It’s “like, the whitest song ever,” according to the 2004 film White Chicks, which has a great scene where Terry Crews sings the song. The song transitioned female vocal pop away from the high-production bubblegum of the 90s, and helped establish the tone of minimalist sophistication that would be carried on by the songwriters of the 2000s, especially those coming up from shows like American Idol.
After “A Thousand Miles”
Remember hearing “Big Yellow Taxi“ every time you went to the grocery for a year? The Counting Crows cover of the Joni Mitchell song was released just after Vanessa Carlton rose to fame with “A Thousand Miles,” and is demonstrative of how often Carlton was on the radio in 2002 and 2003.
After that, support for Carlton’s sound dropped off. She produced her second album, Harmonium, with then-boyfriend Stephan Jenkins, who is the frontman of Third Eye Blind. The single from that album, “White Houses,” is most notable because MTV refused to play the song. Carlton credits the censorship to the Janet Jackson “wardrobe malfunction” at that year’s Superbowl, since there were sexual lyrics in “White Houses.”
Despite ending her romance with Jenkins, he still helped her produce her third album, titled Heroes & Thieves. Somehow, this dynamic worked, and led to a fairly strong work. While the album was not a commercial smash, critics were fond of the endeavor, and, piggybacking off that success, Carlton spent most of 2007 and 2008 participating in charitable events.

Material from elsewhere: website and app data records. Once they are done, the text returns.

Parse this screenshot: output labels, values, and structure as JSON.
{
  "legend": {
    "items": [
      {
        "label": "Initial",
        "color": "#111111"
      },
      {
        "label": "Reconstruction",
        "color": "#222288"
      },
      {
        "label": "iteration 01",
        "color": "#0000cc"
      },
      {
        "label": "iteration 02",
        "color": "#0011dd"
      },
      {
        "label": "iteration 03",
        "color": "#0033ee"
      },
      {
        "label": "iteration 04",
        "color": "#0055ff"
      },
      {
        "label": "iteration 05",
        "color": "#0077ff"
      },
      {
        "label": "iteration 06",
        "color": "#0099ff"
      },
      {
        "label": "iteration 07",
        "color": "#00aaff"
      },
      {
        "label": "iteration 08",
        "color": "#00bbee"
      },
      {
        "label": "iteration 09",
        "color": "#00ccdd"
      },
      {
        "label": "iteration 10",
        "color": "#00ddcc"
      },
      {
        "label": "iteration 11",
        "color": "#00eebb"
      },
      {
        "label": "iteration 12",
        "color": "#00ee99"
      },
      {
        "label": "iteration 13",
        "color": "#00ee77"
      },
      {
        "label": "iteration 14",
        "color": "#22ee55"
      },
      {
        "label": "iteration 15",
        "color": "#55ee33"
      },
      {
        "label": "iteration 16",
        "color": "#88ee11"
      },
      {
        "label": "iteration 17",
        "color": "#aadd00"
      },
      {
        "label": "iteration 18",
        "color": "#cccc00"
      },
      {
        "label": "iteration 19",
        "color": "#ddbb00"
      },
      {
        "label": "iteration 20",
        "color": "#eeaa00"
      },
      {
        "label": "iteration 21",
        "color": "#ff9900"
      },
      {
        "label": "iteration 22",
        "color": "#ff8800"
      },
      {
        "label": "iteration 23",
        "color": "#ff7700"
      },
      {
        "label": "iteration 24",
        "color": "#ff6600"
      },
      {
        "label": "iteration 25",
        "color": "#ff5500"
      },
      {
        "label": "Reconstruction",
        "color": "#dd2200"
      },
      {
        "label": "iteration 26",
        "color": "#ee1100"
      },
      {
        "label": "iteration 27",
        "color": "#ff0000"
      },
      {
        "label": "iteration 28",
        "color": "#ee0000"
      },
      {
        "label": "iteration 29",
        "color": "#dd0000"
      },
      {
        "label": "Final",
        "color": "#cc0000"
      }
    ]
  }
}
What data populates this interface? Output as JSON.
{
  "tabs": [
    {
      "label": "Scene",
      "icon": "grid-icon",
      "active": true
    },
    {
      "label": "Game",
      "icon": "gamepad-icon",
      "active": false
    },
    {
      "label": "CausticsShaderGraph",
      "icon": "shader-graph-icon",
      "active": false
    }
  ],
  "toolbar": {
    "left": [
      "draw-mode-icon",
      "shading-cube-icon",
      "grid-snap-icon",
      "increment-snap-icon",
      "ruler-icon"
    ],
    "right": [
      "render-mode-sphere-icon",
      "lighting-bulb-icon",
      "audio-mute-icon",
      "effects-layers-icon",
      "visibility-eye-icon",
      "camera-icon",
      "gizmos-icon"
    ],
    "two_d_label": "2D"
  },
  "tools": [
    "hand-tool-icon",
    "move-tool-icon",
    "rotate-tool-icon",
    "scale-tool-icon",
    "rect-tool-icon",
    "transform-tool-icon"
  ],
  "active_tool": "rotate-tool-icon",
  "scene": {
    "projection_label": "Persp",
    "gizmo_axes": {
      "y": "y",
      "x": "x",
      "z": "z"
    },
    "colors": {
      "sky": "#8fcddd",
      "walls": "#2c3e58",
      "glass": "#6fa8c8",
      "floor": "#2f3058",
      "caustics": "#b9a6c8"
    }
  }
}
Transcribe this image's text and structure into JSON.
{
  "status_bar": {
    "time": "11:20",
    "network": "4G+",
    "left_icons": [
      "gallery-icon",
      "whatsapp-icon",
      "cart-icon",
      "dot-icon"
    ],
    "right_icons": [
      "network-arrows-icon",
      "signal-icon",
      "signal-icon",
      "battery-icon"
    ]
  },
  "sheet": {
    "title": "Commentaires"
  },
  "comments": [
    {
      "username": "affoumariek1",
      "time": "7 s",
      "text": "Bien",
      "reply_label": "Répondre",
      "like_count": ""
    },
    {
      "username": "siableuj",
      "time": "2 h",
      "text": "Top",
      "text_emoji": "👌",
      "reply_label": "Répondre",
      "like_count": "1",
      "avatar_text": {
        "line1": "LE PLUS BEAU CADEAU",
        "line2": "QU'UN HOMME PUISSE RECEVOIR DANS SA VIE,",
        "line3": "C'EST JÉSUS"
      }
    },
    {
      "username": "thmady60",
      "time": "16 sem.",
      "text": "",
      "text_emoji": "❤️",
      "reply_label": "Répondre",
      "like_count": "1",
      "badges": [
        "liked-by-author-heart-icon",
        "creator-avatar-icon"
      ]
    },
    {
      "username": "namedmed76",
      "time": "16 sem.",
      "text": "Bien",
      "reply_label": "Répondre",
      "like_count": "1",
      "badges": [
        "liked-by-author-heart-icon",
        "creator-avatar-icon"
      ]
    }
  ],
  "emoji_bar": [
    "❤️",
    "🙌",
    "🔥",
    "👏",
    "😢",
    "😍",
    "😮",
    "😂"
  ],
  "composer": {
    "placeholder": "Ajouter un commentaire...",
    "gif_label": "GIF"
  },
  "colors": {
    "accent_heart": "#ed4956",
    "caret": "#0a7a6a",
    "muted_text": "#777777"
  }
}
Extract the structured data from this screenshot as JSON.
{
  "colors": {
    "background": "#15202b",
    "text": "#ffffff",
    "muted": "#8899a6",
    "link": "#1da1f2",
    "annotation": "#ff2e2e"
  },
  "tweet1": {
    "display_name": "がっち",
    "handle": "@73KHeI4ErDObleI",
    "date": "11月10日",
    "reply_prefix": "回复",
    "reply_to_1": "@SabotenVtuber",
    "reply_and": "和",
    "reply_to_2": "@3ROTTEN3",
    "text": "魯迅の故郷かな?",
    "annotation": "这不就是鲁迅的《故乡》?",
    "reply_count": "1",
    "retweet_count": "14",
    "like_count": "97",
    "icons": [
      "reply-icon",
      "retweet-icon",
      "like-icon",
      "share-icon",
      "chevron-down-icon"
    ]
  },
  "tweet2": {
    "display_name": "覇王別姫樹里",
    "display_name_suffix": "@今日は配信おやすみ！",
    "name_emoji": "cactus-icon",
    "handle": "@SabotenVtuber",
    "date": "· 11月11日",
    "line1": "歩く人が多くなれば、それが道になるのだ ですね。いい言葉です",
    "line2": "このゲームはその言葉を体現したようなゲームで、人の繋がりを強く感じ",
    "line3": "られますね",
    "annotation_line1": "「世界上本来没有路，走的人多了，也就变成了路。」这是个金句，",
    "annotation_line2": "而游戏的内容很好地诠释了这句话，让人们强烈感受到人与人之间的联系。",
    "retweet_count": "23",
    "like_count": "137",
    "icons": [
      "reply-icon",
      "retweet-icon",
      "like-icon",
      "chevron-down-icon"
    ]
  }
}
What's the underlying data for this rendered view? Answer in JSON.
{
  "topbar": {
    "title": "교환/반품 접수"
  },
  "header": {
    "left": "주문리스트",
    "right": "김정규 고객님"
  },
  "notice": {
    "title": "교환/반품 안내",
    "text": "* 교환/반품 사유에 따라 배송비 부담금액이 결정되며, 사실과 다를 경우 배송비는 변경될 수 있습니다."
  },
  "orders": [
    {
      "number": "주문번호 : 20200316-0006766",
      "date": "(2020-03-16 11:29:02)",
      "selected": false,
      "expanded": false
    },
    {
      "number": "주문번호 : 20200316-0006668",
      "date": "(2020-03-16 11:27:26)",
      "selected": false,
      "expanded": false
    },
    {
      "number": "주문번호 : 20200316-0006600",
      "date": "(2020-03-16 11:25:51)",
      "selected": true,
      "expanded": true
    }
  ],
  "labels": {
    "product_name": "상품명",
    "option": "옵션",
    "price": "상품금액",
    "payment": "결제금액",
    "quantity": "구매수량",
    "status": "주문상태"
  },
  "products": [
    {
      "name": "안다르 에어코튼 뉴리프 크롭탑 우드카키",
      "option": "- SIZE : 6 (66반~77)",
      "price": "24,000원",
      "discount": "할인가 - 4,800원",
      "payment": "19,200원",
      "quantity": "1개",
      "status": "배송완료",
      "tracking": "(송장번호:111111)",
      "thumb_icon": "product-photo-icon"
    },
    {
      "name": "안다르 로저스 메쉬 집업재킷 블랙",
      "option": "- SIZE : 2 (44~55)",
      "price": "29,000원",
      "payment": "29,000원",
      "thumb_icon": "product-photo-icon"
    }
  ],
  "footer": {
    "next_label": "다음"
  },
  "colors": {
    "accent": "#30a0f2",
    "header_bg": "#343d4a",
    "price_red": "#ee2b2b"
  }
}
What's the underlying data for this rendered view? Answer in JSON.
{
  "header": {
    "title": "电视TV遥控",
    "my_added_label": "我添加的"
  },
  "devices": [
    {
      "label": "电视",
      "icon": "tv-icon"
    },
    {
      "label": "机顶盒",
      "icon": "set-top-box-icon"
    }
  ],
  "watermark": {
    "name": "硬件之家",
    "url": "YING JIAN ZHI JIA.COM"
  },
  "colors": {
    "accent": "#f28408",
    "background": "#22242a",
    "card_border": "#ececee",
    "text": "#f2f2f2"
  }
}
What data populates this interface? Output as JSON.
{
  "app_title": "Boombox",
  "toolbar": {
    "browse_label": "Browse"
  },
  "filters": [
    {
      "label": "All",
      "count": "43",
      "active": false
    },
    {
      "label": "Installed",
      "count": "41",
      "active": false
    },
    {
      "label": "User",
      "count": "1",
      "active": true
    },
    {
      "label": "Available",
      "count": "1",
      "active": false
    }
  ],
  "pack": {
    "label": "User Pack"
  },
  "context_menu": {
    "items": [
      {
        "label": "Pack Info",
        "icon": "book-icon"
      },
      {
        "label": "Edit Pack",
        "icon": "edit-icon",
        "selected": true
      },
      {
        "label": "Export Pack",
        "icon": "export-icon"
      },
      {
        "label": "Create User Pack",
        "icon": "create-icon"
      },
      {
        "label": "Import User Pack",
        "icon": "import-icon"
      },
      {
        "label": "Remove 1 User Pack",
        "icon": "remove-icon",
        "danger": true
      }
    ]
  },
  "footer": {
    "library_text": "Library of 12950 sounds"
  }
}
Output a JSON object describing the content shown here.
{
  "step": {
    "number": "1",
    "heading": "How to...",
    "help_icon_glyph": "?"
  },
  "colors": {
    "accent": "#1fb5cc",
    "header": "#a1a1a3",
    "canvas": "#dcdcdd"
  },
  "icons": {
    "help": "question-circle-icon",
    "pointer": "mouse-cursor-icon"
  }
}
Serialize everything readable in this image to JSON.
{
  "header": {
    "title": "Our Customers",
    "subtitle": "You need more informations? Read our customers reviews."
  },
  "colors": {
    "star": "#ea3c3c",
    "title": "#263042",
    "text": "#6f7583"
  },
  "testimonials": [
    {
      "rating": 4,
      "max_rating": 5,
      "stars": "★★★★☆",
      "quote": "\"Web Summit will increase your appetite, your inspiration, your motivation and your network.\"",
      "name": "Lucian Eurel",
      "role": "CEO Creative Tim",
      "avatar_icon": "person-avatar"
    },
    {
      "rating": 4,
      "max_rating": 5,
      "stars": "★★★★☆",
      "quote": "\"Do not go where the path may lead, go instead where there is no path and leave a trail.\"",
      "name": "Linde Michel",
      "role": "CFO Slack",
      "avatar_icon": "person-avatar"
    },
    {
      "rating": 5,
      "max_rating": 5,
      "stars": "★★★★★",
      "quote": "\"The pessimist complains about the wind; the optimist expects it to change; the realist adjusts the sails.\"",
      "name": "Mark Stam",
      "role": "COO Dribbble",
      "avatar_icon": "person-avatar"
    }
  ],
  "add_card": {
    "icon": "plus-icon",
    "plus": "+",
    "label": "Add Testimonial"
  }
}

After Heroes & Thieves, there were some rumors that Carlton wanted to leave the world of pop singer-songwriters to pursue an interest in film scoring. Rabbits on the Run seems to be a compromise. Clearly following in the tradition of her earlier works, Rabbits on the Run set itself apart with a more coherent feel as an album, as well as capturing the atmosphere of its odd set of inspirations: A Brief History of Time by Stephen Hawking, and the unsettling children’s book Watership Down.
Vanessa Carlton Now – 2018 Update
For her most recent album, Carlton goes even further down the rabbit hole. (She made that pun, it is only being repeated here to raise awareness that she made that pun.) Liberman is named after Carlton’s grandfather, and represents a massive change in direction for the singer-songwriter.
In fact, in order to avoid the connotations of her earlier work, Carlton send the demos for Liberman to Dine Alone Records without her name on them. Dine Alone president Carriere told the Toronto Star, “we never would have guessed it was Vanessa Carlton because her voice has developed so much since her pop songs 14 years ago and the songwriting had obviously changed.”
Liberman has received mostly positive reviews, with many critics focusing on how the album feels like a more authentic representation of her intentions, and highlighting her growth outside of musicianship. A lot has changed for Vanessa Carlton since “A Thousand Miles.” She got married, had a daughter, and developed the business acumen to retain control over her songs. These days, no one is going to argue with her over her song titles, and while that might keep her from being overplayed on the radio, she gives every appearance of being happy with her career.
Currently, Vanessa Carlton is touring across the US and Canada, with the west coast leg happening this January.